Many of these laws regarding wearing bulletproof vests and purchasing them were written as responses to the LA Riots, where a number of individuals were seen wearing body armor at the time of riots and protests. In addition to the apparent military applications of cloth bulletproof vests, the increase of terrorism during the latter part of the 20th century led to an increased use of body armour by the police and counterterrorism forces. Most states regulate vests and other body armor, banning some individuals from possessing them, in order to enhance sentences if armor is used to commit a crime (or make use of the vest itself a separate crime). Restrictions include laws about how a vest can be purchased and who can buy one, to the criminal penalties for unlawful possession or use during the commission of a crime.
In the European Union, the import and sale of ballistic vests and body armour is permitted, with exceptions to those that are developed according to stringent military specifications and/or are intended to serve primary military purposes, i.e., riot-proof vests that exceed NIJ 4-level protection, which are then considered armament materials under law, prohibited for civilians.

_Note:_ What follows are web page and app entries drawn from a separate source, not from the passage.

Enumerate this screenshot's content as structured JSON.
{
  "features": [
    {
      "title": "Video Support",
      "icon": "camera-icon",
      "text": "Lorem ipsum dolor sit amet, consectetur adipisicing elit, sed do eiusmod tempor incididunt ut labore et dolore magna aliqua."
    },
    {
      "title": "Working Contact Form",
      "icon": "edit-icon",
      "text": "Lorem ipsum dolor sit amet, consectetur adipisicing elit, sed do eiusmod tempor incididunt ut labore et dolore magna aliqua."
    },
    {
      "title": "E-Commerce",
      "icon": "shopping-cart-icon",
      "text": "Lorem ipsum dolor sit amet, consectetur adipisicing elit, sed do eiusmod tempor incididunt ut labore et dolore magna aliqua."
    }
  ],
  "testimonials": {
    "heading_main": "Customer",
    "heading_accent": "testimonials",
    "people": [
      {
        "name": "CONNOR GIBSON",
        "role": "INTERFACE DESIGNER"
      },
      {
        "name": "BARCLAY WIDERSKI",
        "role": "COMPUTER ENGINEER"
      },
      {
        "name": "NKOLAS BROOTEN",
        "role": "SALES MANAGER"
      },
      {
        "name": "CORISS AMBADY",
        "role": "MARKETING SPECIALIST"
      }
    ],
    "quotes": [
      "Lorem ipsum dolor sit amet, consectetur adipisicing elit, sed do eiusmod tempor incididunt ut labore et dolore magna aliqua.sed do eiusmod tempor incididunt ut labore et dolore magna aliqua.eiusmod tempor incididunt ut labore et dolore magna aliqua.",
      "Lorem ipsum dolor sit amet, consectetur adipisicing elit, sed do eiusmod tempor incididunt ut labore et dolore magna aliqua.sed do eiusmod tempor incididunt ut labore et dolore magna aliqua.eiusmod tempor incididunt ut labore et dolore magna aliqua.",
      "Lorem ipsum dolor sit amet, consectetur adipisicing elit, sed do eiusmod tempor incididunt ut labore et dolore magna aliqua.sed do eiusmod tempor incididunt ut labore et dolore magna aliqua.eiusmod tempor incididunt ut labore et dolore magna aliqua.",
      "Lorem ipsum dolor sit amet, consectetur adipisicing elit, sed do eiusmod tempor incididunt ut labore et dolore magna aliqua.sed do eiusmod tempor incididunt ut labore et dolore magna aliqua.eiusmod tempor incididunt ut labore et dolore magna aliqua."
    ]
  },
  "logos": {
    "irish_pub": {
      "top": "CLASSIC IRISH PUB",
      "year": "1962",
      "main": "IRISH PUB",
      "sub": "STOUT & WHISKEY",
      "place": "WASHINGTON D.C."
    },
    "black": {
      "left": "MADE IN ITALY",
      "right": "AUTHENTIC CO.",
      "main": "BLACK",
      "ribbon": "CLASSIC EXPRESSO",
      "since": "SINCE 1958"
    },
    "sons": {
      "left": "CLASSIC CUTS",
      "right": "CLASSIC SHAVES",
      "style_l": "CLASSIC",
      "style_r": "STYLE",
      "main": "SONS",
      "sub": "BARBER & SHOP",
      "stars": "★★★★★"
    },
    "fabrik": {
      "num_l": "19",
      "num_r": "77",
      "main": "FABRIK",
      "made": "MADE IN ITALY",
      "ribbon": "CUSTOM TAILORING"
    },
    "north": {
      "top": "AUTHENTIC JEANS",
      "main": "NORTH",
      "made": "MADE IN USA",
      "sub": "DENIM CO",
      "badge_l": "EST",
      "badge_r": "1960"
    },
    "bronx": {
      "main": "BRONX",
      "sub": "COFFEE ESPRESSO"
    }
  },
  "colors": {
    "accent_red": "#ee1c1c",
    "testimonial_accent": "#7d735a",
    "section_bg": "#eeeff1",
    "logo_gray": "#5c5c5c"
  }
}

Uniquely Fitted Body Armor Vest Requirements – jurisdictions receiving funds for reimbursement for the procurement of body armor shall establish an unique-fitting vest requirement at the time of submission of a request for a BVP.
Generally, you will pay a small premium for an outer vest with a soft shell, simply because the vest containing the soft body armor will have more features.